The development of teeth in children starts even before they areborn through the formation of tooth buds. Some children have theirfirst teeth eruption at the age of six months, but this may vary fromchild to child. By the age two and two and a half years, mostchildren develop twenty teeth with ten on each jaw (Shils, 2015). Bythe age of five years, the first permanent teeth start to erupt. Anydelay in the eruption of teeth can lead to dental health problems.

In a perfectly healthy child, more permanent teeth develop at theage of eleven years. It is essential to note that the spaces that areusually between teeth in young children are as a result of the growthof the jaw (Shils, 2015). These spaces are later filled up with thepermanent teeth.

Early teeth development

The process of teeth eruption and growth is affected by varioushealth issues. Obesity and overweight are two health conditions thataffect teeth eruption. Research has indicated that obesityaccelerates the eruption and growth of teeth. Early tooth eruptionand development can impair the development of other aspects of growthsuch as the brains (Shils, 2015). Obesity accelerates the growth ofall parts of the body and, therefore, it leads to the fast growth ofteeth. The disorder triggers the production of huge amounts ofhormones that promote growth hence leading to a faster growth ofteeth.


BBC News. (2008). Obesity: In statistics. Retrieved from: http://news.bbc.co.uk/2/hi/health/7151813.stm

Freedman, J. (2015). Understanding obesity: The mental andphysical effects of obesity. New York: Rosen Pub.

Kiess, W. (2014).&nbspObesity in childhood and adolescence: 24tables. Basel: Karger.

Shils, M. E. (2015).&nbspModern nutrition in health and disease.Philadelphia, Pa: Lippincott Williams &amp Wilkins.

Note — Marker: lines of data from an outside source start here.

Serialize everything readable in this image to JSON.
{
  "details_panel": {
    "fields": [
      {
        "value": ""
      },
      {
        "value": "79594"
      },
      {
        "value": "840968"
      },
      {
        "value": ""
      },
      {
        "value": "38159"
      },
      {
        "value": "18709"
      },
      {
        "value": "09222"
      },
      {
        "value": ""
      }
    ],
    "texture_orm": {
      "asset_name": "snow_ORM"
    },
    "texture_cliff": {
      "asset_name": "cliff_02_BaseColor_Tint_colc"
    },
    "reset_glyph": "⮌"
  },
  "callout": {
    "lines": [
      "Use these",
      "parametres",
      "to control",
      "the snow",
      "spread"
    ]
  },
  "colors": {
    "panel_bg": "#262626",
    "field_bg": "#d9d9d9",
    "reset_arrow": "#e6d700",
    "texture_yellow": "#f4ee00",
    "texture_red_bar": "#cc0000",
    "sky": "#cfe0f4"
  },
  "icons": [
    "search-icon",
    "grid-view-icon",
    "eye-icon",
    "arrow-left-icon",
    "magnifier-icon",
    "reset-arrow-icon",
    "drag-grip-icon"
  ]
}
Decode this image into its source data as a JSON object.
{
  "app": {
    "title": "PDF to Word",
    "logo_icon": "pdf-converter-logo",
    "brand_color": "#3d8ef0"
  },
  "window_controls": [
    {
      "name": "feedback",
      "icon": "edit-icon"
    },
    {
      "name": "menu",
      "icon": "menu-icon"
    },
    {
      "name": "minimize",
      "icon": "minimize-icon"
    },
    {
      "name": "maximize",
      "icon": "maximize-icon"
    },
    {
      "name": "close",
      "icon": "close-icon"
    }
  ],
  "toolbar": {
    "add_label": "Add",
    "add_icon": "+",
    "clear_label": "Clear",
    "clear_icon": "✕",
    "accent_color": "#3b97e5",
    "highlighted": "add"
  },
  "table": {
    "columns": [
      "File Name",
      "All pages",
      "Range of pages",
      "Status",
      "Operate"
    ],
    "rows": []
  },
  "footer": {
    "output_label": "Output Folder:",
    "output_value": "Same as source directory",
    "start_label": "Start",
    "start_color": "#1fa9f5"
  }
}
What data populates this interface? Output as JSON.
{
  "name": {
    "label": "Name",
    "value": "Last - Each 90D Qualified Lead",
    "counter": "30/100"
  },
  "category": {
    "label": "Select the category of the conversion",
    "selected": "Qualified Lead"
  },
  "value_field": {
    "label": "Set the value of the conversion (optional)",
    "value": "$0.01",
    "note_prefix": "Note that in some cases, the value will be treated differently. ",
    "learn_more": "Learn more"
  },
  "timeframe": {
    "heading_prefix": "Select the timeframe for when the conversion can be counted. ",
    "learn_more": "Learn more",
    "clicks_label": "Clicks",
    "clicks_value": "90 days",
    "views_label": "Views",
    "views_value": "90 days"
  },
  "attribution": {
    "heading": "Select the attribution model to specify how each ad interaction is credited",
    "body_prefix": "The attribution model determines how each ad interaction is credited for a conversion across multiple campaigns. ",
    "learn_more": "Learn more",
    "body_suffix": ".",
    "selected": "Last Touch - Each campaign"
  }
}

Torchia, M. G. (2013).&nbspThe developing human: Clinicallyoriented embryology. Philadelphia, PA: Saunders/Elsevier.